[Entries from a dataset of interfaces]
____________________

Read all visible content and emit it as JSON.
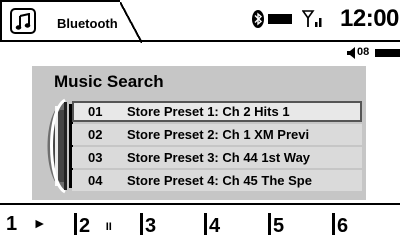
{
  "status_bar": {
    "source_label": "Bluetooth",
    "clock": "12:00"
  },
  "icons": {
    "app_icon": "music-note-icon",
    "bluetooth": "bluetooth-icon",
    "battery": "battery-icon",
    "signal": "signal-strength-icon",
    "speaker": "speaker-icon",
    "knob": "tuning-knob-icon"
  },
  "volume": {
    "value": "08"
  },
  "panel": {
    "title": "Music Search",
    "presets": [
      {
        "num": "01",
        "name": "Store Preset 1: Ch 2 Hits 1",
        "selected": true
      },
      {
        "num": "02",
        "name": "Store Preset 2: Ch 1 XM Previ",
        "selected": false
      },
      {
        "num": "03",
        "name": "Store Preset 3: Ch 44 1st Way",
        "selected": false
      },
      {
        "num": "04",
        "name": "Store Preset 4: Ch 45 The Spe",
        "selected": false
      }
    ]
  },
  "bottom_bar": {
    "slots": [
      {
        "num": "1",
        "symbol": "►"
      },
      {
        "num": "2",
        "symbol": "II"
      },
      {
        "num": "3",
        "symbol": ""
      },
      {
        "num": "4",
        "symbol": ""
      },
      {
        "num": "5",
        "symbol": ""
      },
      {
        "num": "6",
        "symbol": ""
      }
    ]
  },
  "colors": {
    "panel_background": "#c6c6c6",
    "row_background": "#dadada",
    "selected_row_border": "#555555"
  }
}
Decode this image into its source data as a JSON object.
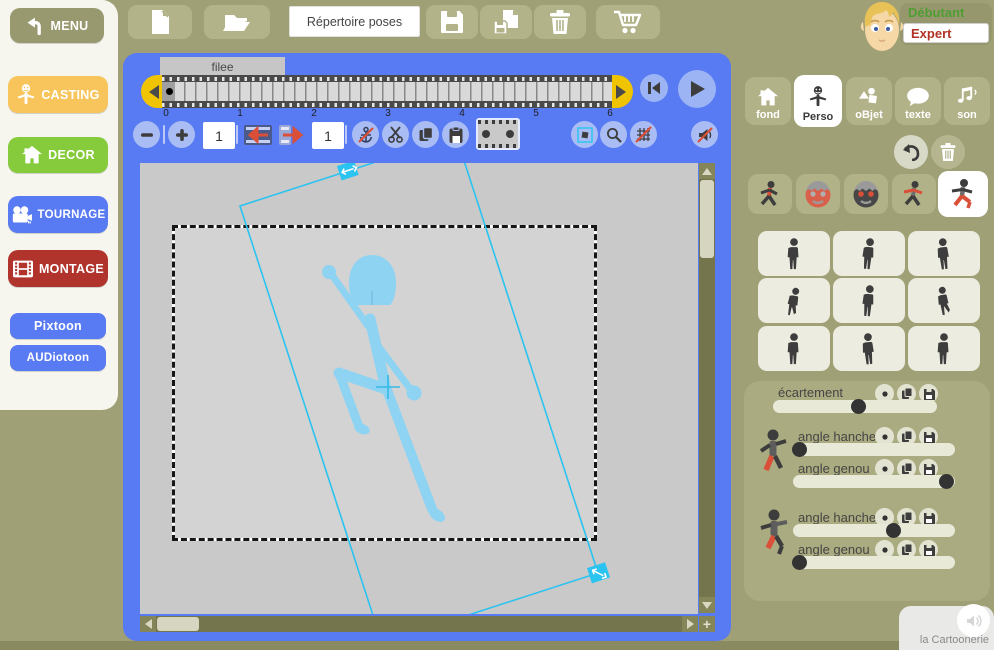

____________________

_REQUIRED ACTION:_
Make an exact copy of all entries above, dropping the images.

_FINAL ANSWER:_
Read all visible content and emit it as JSON.
{
  "status_bar": {
    "source_label": "Bluetooth",
    "clock": "12:00"
  },
  "icons": {
    "app_icon": "music-note-icon",
    "bluetooth": "bluetooth-icon",
    "battery": "battery-icon",
    "signal": "signal-strength-icon",
    "speaker": "speaker-icon",
    "knob": "tuning-knob-icon"
  },
  "volume": {
    "value": "08"
  },
  "panel": {
    "title": "Music Search",
    "presets": [
      {
        "num": "01",
        "name": "Store Preset 1: Ch 2 Hits 1",
        "selected": true
      },
      {
        "num": "02",
        "name": "Store Preset 2: Ch 1 XM Previ",
        "selected": false
      },
      {
        "num": "03",
        "name": "Store Preset 3: Ch 44 1st Way",
        "selected": false
      },
      {
        "num": "04",
        "name": "Store Preset 4: Ch 45 The Spe",
        "selected": false
      }
    ]
  },
  "bottom_bar": {
    "slots": [
      {
        "num": "1",
        "symbol": "►"
      },
      {
        "num": "2",
        "symbol": "II"
      },
      {
        "num": "3",
        "symbol": ""
      },
      {
        "num": "4",
        "symbol": ""
      },
      {
        "num": "5",
        "symbol": ""
      },
      {
        "num": "6",
        "symbol": ""
      }
    ]
  },
  "colors": {
    "panel_background": "#c6c6c6",
    "row_background": "#dadada",
    "selected_row_border": "#555555"
  }
}
Decode this image into its source data as a JSON object.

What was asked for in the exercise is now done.